Monday, February 8, 2016

Gage Park murders

I somehow found out about the recent murder of six people in their home in the relatively tranquil Gage Park neighborhood of Chicago, and since then I haven't been able to get it out of my head.  The brutality of murdering an entire family, including seniors and children, seems like something out of the beastly gang wars of Central America.  And yet I can't see that the news is very interested in following up this story.  Anyway, I just wanted to share it with my readers, since it is so shocking and mysterious.

Thursday, February 4, 2016

Ode to the post office

This is a short little reflection on how great the US postal system is for its reliability, ubiquity, and standardization.  I can testify after having lived in many other countries that their postal systems are okay, but none is quite as strong as the US model.  The article also gives a shout-out to the public library system and just mass infrastructure in general that are real assets to people living in the US.

Tuesday, February 2, 2016

Sunday, January 31, 2016

A new charter for philanthropists

This is an op ed from the Ford Foundation president.  He details the history of modern philanthropy as a product of the Gilded Age, a way for dirty fortunes to quell the social unrest caused by inequality.  In this mold, the magnitude of philanthropy will always be a pittance compared to the magnitude of the inequality that breeds gargantuan fortunes.

But the writer proposes a new use, a new direction for philanthropy, based not on merely salving the most egregious wounds of inequality in order to allow it to continue comfortably, but rather on destroying the very bases of that inequality and injustice.  This is a noble proposition, and I believe it is the only entirely coherent goal for those who wish to improve the world's state.  But it would totally undermine the status quo economic system that produces philanthropists.  I don't see this as a bad thing--if wealth were more equally distributed, we wouldn't need billionaires to donate large sums to help the wretched of the earth, because there would be neither billionaires nor wretched.  But I don't think the billionaires would stand by quietly to become like the rest of us.  Ergo, I don't see their money financing foundations whose aim is to do away with the billionaire's excessive wealth.

Wednesday, January 27, 2016

All hail the Goblin King

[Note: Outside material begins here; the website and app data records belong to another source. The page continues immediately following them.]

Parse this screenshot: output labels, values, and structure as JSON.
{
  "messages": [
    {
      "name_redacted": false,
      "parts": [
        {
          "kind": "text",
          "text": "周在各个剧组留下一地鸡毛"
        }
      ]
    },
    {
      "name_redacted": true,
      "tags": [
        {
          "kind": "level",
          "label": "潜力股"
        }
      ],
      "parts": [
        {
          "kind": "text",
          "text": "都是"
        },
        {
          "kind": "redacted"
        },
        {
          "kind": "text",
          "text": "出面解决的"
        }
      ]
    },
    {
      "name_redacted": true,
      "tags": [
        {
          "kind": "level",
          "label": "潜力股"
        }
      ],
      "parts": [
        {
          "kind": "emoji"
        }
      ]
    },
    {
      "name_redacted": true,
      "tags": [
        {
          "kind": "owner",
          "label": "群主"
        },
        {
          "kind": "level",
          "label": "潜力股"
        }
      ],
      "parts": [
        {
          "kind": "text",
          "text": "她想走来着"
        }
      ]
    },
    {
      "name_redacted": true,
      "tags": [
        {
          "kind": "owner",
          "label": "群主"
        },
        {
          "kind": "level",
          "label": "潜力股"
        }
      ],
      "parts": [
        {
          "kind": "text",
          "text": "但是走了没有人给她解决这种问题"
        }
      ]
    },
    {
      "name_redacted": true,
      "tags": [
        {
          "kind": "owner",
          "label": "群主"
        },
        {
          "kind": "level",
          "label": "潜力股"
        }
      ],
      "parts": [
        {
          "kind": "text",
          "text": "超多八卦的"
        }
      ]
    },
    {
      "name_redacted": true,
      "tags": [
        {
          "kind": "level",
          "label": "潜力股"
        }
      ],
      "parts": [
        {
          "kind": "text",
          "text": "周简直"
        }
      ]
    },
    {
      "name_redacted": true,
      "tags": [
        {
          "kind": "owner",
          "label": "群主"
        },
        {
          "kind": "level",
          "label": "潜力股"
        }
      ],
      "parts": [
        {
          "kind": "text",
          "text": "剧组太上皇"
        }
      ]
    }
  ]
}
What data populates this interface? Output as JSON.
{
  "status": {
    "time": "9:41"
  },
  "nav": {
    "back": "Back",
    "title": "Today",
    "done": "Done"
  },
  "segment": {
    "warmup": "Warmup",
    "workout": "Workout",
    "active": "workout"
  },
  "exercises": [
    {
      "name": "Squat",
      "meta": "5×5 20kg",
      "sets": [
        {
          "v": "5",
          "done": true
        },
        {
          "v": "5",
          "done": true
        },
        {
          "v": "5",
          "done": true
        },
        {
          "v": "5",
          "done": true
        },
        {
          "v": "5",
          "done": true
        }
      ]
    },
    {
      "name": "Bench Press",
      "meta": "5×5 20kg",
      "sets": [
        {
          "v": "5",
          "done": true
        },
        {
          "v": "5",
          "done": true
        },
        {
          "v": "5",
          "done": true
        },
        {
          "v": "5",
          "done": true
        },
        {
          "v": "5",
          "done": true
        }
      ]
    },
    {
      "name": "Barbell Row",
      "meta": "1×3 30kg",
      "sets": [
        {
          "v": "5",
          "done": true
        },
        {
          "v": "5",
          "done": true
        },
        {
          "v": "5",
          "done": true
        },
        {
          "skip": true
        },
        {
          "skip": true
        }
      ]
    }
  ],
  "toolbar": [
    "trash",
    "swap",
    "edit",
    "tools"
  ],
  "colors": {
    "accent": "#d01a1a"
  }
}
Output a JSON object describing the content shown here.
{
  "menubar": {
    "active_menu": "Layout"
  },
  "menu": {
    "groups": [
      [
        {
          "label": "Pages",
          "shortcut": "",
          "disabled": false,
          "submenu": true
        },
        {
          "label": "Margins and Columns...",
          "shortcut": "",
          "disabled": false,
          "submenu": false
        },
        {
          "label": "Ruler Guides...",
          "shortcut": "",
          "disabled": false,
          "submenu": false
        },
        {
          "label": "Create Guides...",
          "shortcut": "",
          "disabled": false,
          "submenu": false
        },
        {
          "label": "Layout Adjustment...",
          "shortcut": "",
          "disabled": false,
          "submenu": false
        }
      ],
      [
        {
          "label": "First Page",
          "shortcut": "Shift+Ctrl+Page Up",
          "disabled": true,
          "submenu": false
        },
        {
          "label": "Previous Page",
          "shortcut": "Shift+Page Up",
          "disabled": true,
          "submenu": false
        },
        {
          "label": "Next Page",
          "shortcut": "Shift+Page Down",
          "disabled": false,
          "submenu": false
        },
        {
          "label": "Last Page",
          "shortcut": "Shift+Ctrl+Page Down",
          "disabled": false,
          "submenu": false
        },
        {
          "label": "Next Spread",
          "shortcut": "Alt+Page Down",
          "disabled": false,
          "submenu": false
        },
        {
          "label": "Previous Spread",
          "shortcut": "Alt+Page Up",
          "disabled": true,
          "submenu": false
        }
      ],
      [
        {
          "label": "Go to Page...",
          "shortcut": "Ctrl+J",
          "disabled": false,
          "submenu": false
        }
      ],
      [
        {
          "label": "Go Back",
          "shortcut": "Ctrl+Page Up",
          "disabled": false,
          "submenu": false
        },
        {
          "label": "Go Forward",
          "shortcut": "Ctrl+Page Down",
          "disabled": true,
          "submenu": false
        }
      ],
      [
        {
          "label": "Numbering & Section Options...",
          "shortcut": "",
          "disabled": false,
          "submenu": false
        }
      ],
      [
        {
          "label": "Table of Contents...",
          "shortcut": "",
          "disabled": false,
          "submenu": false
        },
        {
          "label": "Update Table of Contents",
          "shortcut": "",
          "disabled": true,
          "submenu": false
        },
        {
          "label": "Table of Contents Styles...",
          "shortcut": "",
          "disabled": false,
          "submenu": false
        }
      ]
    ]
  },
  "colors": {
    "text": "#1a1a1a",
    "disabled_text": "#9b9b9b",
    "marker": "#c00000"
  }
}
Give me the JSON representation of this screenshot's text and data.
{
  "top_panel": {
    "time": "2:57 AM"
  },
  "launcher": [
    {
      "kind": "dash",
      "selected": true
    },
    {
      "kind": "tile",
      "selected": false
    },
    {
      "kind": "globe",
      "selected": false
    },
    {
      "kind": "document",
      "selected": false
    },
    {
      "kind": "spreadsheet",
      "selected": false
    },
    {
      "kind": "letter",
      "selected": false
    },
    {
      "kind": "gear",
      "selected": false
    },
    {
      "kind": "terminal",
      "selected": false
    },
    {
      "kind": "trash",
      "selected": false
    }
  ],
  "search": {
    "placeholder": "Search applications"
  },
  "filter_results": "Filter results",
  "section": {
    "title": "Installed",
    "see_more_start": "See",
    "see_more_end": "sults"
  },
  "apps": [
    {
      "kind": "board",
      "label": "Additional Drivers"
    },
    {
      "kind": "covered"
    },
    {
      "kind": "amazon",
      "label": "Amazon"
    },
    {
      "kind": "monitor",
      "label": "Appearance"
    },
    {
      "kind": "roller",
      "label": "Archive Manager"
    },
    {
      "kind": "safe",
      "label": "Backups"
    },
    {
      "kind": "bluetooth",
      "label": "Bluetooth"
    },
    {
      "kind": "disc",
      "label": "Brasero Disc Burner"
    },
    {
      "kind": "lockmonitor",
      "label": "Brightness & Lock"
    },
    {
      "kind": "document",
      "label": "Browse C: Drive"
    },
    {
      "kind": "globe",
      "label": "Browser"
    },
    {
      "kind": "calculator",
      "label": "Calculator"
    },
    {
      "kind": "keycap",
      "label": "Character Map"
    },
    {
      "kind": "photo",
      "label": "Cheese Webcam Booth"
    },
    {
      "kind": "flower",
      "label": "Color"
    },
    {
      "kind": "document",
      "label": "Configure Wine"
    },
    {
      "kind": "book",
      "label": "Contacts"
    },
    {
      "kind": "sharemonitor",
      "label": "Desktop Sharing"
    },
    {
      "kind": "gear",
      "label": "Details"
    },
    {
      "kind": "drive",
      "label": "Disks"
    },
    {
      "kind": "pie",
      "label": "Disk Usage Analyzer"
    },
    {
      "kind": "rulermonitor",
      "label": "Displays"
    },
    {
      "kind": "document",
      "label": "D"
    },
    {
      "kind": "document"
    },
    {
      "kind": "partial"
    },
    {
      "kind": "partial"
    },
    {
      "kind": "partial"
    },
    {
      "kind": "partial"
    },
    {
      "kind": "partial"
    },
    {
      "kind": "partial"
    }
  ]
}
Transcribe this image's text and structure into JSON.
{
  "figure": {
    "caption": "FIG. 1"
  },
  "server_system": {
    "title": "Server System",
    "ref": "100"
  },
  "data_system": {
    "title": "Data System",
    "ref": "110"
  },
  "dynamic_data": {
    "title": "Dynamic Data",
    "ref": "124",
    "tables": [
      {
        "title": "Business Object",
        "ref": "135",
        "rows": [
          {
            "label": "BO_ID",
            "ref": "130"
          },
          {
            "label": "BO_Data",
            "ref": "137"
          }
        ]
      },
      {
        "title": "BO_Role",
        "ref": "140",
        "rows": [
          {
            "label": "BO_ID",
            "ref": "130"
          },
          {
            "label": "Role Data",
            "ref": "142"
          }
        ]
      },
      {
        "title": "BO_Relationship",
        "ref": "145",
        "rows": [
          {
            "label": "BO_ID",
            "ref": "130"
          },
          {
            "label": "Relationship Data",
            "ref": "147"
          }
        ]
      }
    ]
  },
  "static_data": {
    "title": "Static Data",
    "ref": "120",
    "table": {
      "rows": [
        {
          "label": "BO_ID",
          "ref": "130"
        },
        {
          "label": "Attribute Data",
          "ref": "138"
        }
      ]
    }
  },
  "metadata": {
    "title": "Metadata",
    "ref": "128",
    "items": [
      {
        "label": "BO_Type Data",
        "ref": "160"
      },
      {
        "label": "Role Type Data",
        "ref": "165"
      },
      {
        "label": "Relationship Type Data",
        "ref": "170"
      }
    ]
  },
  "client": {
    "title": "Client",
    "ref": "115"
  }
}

I was really sad to hear about David Bowie's death.  I didn't know the guy personally, but he played a prominent role in my childhood (and has forever remained for me) as the Goblin King of the movie Labyrinth.  Reading some of the obituaries, I realize that I didn't really know much of his music.  I would like to--he seems to have been a real innovator, a sui generis force in the popular music world.